3) Moving abroad - get the best tax protection for a long time: Your company might offer to pay for tax preparation services during your stay abroad. If you are lucky, they’ll even offer you some kind of tax equalization for your compensation. Both are nice gestures but by far insufficient. First, consider that tax authorities have years to audit your tax return (e.g., 10 years in Germany). As a consequence, you need a guarantee that the company will pay for any future tax preparation and defense costs related to the time you are abroad….for the maximum length of time that either two tax authorities (US, foreign) can reopen your case. Second, tax equalization of your compensation might not be sufficient if you have lots of other assets or investment income. You need this to be equalized as well. Be prepared for your company to bark at this demand unless you are sufficiently high up the food chain. Then there are income taxes to be paid on housing allowances and other living costs adjustments, same goes for the taxable event of tax equalization itself; will your company reimburse you for these taxes or are you on the hook? Ensure you are sufficiently covered.

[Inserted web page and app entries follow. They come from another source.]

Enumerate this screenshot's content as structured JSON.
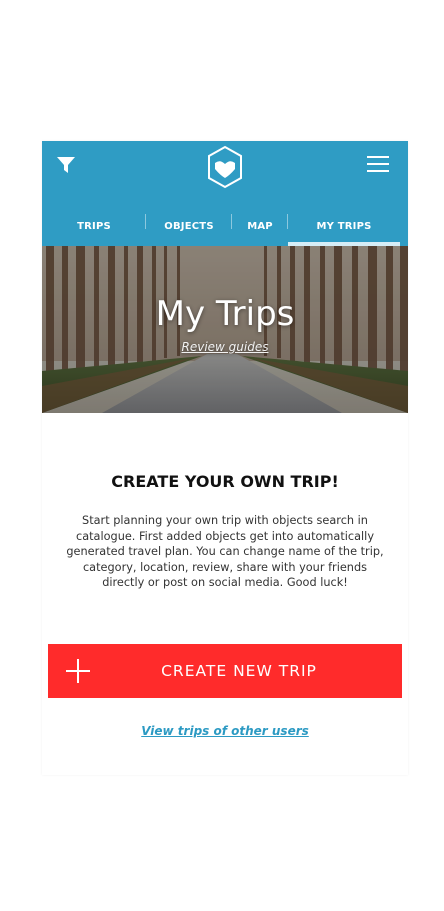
{
  "colors": {
    "header_bg": "#2f9cc4",
    "accent_red": "#ff2b2b",
    "link_blue": "#2c9ac3",
    "active_tab_indicator": "#d6eef7"
  },
  "header": {
    "left_icon": "filter-icon",
    "logo_icon": "hexagon-heart-logo",
    "right_icon": "hamburger-menu-icon"
  },
  "tabs": [
    {
      "label": "TRIPS",
      "active": false
    },
    {
      "label": "OBJECTS",
      "active": false
    },
    {
      "label": "MAP",
      "active": false
    },
    {
      "label": "MY TRIPS",
      "active": true
    }
  ],
  "hero": {
    "title": "My Trips",
    "link": "Review guides"
  },
  "main": {
    "heading": "CREATE YOUR OWN TRIP!",
    "description": "Start planning your own trip with objects search in catalogue. First added objects get into automatically generated travel plan. You can change name of the trip, category, location, review, share with your friends directly or post on social media. Good luck!",
    "create_button": "CREATE NEW TRIP",
    "create_button_icon": "plus-icon",
    "other_users_link": "View trips of other users"
  }
}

Congrats! You are now ready to go and focus on the many benefits of your new job in the new location. You know that your family will only be uprooted if things on the ground seem to be working out after the first crucial months. You can breathe easily since you know that if things fall apart later your company will make you financially whole for the “round trip”. And should you work in foreign lands, you will be able to sleep soundly the next few years as you won’t have to fear paying for any tax man chasing you long after your foreign stay is over.